I don’t know when LaMa will be back to give a more educated answer, but I can answer in part some of those questions myself:
and do we as Homo Sapiens share some common genes?
Neandertal DNA was first able to be analysed only a short while ago, in the late 1990’s. So there are still very many uncertainties about it.
You have most of the same genes that any Neandertal would have had. Modern man and Neandertals came from the same basic stock, so while I don’t know what the actual percentage of similarity is it would be far closer than that of modern man to chimpanzees.
One of the distinguishing features of our DNA compared to other apes is that two chromosomes in their genes have fused into one chromosome in ours (human chromosome number 2). Thus we have 23 chromosomes, while other apes have 24. I believe that Neandertals also had the conjoined chromosomes that we have, giving them just 23.

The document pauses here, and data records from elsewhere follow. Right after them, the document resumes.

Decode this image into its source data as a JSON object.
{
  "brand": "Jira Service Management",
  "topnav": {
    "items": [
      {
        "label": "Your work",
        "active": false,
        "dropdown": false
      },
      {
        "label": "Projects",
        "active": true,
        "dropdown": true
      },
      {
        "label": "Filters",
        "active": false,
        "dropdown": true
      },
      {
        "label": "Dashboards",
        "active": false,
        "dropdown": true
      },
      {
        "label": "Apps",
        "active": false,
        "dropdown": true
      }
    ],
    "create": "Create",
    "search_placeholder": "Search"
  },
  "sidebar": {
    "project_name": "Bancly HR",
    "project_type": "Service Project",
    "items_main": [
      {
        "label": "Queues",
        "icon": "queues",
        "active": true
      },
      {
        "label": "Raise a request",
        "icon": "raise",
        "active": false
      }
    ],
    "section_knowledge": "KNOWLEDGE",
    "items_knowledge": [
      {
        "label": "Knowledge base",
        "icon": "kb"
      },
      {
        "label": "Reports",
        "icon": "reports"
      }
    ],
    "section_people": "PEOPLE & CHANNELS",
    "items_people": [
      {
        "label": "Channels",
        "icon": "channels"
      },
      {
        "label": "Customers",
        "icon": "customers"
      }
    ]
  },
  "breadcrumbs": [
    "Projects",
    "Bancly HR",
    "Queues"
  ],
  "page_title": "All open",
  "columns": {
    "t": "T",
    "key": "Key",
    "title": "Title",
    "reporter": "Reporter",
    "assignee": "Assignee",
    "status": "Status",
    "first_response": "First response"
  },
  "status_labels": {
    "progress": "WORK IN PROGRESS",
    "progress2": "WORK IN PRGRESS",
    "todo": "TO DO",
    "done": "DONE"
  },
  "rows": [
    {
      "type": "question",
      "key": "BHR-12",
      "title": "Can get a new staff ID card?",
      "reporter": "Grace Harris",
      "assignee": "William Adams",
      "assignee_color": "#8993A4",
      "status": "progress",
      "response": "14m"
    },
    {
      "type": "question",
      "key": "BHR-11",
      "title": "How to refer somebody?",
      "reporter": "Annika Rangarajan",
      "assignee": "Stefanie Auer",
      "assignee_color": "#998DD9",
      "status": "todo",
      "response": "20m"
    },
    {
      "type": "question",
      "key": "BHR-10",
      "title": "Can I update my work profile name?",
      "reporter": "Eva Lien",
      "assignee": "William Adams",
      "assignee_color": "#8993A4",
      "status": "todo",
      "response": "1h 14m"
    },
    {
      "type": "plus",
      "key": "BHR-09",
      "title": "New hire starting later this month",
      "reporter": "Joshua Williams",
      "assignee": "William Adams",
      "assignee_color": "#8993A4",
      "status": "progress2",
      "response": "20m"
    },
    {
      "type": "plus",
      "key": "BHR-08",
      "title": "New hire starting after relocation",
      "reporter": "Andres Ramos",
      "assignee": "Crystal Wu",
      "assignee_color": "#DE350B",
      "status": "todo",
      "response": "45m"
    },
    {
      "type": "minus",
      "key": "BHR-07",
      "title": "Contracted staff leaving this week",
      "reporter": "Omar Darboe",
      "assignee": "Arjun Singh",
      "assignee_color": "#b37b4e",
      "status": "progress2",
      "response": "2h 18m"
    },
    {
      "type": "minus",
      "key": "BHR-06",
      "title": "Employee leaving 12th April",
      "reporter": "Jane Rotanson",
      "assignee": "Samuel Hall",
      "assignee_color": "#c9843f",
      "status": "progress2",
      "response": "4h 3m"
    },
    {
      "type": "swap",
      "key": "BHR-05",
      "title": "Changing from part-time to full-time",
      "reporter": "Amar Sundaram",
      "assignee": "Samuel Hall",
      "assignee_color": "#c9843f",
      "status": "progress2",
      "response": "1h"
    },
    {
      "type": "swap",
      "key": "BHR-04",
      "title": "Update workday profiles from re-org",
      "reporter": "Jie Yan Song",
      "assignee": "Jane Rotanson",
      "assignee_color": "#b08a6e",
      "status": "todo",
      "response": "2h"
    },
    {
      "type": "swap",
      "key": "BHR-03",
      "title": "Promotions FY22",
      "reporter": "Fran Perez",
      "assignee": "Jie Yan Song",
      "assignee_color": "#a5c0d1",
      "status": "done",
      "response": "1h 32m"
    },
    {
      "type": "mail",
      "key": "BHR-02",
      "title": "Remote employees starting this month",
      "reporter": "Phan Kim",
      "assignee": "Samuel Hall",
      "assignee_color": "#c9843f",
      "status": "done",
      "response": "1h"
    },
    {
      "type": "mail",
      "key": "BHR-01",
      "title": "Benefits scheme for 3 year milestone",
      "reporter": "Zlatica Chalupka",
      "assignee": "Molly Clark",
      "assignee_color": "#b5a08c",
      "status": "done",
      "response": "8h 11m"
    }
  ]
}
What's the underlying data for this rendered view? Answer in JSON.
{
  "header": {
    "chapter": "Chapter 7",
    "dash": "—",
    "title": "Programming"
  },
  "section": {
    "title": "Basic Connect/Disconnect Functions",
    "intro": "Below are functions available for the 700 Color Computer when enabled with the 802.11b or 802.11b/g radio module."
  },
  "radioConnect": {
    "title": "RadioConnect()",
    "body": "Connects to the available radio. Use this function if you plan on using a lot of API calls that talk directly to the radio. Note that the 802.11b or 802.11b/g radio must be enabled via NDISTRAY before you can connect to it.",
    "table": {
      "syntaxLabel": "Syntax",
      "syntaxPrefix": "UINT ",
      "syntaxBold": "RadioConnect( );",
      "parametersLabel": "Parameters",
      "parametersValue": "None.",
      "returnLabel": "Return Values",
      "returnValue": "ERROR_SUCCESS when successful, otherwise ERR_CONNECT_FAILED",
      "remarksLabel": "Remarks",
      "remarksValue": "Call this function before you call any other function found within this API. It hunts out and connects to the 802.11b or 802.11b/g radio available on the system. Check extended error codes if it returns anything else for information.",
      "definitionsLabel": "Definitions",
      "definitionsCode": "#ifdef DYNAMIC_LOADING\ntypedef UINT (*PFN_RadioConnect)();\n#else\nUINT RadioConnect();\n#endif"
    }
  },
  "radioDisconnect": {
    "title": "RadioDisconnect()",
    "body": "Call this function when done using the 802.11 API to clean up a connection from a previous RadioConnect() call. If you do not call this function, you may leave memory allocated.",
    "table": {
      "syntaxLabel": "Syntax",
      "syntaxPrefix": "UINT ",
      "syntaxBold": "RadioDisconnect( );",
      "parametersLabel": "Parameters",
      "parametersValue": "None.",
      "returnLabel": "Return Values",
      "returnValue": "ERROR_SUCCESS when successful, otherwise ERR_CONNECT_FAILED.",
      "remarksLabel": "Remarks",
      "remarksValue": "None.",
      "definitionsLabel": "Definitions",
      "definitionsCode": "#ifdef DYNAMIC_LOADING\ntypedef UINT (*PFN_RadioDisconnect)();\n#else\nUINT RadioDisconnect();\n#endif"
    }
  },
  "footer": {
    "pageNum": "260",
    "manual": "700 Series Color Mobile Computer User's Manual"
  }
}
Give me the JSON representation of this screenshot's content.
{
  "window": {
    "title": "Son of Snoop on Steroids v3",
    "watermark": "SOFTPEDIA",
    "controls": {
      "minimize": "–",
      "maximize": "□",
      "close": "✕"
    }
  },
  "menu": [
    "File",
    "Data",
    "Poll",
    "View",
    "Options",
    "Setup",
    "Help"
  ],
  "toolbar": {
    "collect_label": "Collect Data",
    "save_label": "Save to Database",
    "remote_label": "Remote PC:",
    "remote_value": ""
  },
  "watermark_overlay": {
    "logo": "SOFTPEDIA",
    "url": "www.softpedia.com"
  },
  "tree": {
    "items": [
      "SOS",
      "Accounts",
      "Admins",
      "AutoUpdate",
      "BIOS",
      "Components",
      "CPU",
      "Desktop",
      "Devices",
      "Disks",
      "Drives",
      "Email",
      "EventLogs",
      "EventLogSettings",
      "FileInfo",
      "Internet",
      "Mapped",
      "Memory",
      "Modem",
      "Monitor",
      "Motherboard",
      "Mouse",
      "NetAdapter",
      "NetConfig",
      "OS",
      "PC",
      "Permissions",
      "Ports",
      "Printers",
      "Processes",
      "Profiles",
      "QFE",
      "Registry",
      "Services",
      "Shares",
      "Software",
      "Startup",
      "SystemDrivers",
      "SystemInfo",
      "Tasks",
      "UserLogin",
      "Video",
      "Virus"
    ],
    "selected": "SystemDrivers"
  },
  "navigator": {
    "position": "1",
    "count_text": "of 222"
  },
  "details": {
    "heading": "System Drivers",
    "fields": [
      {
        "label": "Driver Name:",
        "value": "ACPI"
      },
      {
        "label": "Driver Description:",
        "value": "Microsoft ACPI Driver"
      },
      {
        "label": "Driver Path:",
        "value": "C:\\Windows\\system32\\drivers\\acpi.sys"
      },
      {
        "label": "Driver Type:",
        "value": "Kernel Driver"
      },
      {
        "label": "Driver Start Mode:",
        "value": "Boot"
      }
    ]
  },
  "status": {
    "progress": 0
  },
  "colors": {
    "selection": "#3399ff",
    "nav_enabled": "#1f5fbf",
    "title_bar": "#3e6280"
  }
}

There is considerable debate over whether or not we modern humans have Neandertal ancestors. Some paleontologists think that Neandertals did intermix with Homo sapiens. Others don’t. For that matter, there’s still debate over whether Neandertals were merely a subspecies of humans (Homo sapiens neanderthalensis, compared to our own current Homo sapiens sapiens) or a totally separate species (Homo neanderthalensis).
I read the books by Jean Auriel years ago, do any of the themes in her books ring true? i.e. very basic language, communal soul, spiritual awareness, inability to learn new processes etc?
I’m under the impression that most paleontologists view those books in much the same way that most historians view Mel Brooks’ History of the World: Part 1. Possibly entertaining, but not much more beyond that.
On the matter of language, I remember reading about a find in Israel where they discovered a Neandertal hyoid bone, which is the bone used for speech. And it was pretty much identical to ours. So they probably had the physical ability to speak. They also had actually more brain than we do* and didn’t seem to be lacking any major parts of it, so there’s no reason to suppose that they lacked the mental ability to speak as well. So they probably could have spoken. Whether they did or not, of course, is impossible to say because we have no way to listen to them.
They may have had the concept of art, however, which would strongly imply the ability to communicate. LaMa would be the one to know more about that, though.
We do know quite well that they could learn new processes, however. Their species (or subspecies) was around for at least a hundred thousand years. Their toolmaking changed greatly over that period, meaning that they learned new techniques. Also, different populations lived in different ways; the Neanderals living on the coast learned to make use of their coastal environment, while those living in the mountains learned how to make use of their own habitat’s peculiarities.
Communal soul and spiritual awareness. . .there’s no way to say. It’s not greatly likely, though, that they had any sort of racial memory or telepathy or anything like that. There are just too many problems with those basic concepts.
I was under the impression (please forgive my ignorance, but it is so intersting , but I have 0 knowledge on the subject) that neandertal was almost"bred out” by interaction between H Sapien and them.
I believe that what ended the Neandertal species is one of the most hotly contested of all debates in the field.
Was neandertal totally hairy , or was he more like us?
As far as I know, we only have the DNA that codes for Neandertal hair. We don’t have any preserved specimens of Neandertals with their hair attached. So how hairy they were is very speculative. Many paleontologists don’t think that they were all that significantly hairier than we are, though. I’ve read reports of computer simulations showing that Neandertals would overheat too easily if they were indeed covered in hair.
Also the big question , was he as strong as Arnie?
Again, we don’t have direct evidence. With only skeletal remains, we have to make estimates based on where and how the muscles had been attached to the bones (we can see that by looking carefully at the bones). Strong muscles tend to require certain attachment characteristics that aren’t so well developed on weaker muscle attachments. Then there are all sorts of bone and muscle ratios, bone density measurements, and so on. These clues aren’t perfect, but they give us an idea. Based on that, it’s pretty certain that the average healthy Neandertal was probably stronger than the average modern human. Whether the average Neandertal was as strong as Arnie can only be answered in one way, of course: Governor Arnold vs. Uya the Neandertal in a cage fight, best two out of three! If you’ll book the contestants, I’ll arrange for the popcorn and drink sales.
* Brain size is not an exact measure of intelligence. There’s only a rough correlation between comparative brain size and comparative intelligence when there’s an extreme difference in size amongst somewhat related species. So while having a brain 5% bigger than another hominid doesn’t mean you’re probably smarter, having a brain 500% bigger means you probably are. Of course, part of that also depends on what parts of the brain are bigger or smaller.
If it was just brain size that mattered, whales would rule the world, and we’d be subservient even to cattle.